• [THE TASK]
Where a line below holds the string "Cloud", copy that line.
Start of THE DATA
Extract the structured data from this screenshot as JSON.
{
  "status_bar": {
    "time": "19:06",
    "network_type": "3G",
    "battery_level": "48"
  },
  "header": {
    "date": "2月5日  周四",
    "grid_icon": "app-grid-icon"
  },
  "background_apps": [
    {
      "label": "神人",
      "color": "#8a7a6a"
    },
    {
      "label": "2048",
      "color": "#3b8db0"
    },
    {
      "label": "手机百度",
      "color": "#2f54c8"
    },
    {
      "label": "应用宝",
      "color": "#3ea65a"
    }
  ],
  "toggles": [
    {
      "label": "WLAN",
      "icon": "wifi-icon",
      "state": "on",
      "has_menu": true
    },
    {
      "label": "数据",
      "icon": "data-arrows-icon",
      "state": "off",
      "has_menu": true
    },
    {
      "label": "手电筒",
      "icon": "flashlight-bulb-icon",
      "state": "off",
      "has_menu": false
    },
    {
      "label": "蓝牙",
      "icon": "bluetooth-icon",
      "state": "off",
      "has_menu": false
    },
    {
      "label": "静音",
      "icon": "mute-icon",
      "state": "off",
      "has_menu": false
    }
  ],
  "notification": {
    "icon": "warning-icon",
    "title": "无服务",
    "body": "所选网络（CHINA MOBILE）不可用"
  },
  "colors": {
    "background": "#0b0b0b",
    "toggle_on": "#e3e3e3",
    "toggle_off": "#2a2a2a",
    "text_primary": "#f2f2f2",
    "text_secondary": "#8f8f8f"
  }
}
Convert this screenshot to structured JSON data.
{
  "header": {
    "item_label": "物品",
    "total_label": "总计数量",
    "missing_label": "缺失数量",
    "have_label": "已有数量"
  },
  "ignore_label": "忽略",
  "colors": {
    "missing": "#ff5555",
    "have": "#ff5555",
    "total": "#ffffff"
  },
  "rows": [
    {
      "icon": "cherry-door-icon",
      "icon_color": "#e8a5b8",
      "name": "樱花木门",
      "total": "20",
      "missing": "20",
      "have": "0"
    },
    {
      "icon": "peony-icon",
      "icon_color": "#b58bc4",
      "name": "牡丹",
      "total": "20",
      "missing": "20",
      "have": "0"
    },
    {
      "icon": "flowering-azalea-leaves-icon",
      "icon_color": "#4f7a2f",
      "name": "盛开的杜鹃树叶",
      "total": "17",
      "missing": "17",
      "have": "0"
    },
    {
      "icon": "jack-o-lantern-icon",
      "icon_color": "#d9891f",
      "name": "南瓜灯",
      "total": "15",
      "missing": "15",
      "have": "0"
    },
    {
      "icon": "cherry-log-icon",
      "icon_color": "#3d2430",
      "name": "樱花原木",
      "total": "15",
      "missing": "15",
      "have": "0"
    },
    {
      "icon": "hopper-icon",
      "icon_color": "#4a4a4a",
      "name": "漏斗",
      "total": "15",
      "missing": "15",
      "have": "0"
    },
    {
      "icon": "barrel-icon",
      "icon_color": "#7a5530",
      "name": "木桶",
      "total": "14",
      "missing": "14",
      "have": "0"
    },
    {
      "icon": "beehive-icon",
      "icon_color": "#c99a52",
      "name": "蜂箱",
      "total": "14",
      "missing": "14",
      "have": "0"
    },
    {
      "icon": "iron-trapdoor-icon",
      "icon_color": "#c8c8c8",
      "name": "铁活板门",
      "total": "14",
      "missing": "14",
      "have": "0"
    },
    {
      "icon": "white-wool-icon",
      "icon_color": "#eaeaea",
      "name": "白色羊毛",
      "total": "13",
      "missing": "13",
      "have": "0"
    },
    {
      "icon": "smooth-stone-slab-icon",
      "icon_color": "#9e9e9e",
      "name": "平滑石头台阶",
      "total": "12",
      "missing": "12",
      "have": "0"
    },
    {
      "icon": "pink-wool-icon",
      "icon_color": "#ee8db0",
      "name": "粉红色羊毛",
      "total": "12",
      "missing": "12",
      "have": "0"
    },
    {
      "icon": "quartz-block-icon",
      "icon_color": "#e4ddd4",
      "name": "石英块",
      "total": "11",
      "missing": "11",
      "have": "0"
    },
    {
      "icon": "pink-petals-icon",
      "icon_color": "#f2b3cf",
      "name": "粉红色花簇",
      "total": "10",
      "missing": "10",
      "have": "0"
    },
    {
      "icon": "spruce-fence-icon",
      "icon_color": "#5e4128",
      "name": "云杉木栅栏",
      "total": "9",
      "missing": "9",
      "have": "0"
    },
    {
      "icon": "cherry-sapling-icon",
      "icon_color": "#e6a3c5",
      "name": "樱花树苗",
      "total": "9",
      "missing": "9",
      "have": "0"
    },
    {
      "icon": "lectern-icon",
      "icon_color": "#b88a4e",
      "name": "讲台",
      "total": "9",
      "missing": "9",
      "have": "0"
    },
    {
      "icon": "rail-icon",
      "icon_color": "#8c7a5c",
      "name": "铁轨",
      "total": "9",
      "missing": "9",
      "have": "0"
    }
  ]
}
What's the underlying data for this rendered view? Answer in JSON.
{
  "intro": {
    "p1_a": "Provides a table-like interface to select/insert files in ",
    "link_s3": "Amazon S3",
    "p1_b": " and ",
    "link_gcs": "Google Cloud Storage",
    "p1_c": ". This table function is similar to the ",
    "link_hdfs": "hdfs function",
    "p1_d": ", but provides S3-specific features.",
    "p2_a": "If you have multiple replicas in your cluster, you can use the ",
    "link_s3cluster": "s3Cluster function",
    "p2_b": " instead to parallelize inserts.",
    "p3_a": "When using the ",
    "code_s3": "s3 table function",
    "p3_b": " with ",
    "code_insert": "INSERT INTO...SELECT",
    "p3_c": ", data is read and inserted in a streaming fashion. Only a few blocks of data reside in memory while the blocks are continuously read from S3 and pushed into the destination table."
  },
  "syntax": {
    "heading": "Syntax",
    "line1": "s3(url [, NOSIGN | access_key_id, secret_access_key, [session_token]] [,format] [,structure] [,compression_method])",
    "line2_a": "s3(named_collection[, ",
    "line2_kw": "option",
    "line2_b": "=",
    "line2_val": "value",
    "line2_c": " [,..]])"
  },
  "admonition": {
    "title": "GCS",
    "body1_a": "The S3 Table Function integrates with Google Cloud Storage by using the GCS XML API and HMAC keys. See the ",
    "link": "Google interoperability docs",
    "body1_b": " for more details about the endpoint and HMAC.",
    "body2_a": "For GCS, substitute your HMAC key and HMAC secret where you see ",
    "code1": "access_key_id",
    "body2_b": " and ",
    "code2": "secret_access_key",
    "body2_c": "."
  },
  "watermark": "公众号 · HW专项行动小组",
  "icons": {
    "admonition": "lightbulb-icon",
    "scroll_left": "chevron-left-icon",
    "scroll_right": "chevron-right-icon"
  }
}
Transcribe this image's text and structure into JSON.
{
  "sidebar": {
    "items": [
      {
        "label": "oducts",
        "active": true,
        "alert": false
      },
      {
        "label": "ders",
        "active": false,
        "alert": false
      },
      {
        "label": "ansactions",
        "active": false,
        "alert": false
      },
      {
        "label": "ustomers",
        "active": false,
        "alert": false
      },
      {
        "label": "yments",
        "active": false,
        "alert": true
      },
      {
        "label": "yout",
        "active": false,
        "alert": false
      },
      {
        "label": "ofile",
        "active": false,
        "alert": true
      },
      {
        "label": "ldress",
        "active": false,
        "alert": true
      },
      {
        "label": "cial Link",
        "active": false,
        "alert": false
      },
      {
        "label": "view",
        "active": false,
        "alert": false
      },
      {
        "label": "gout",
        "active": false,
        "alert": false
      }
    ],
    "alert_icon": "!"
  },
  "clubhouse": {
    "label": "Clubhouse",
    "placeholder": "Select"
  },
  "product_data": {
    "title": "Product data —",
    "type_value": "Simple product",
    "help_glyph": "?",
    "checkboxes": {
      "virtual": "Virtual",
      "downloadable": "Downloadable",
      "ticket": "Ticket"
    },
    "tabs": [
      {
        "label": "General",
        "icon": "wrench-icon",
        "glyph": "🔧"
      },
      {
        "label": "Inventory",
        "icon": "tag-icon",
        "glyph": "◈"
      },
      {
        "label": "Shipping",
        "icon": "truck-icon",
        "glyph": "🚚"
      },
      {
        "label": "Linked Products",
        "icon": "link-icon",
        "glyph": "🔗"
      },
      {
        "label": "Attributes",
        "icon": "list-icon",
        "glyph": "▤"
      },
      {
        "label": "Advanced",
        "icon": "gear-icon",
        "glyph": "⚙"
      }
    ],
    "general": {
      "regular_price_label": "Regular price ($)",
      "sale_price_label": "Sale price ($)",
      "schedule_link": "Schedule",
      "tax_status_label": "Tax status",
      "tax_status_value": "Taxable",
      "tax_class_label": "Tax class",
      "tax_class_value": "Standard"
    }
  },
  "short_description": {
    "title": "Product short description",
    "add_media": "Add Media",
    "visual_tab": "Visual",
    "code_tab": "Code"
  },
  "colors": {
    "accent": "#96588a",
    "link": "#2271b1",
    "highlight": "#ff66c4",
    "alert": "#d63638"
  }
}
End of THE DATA
• [SOLUTION TO THIS EXERCISE]
    "link_gcs": "Google Cloud Storage",
    "body1_a": "The S3 Table Function integrates with Google Cloud Storage by using the GCS XML API and HMAC keys. See the ",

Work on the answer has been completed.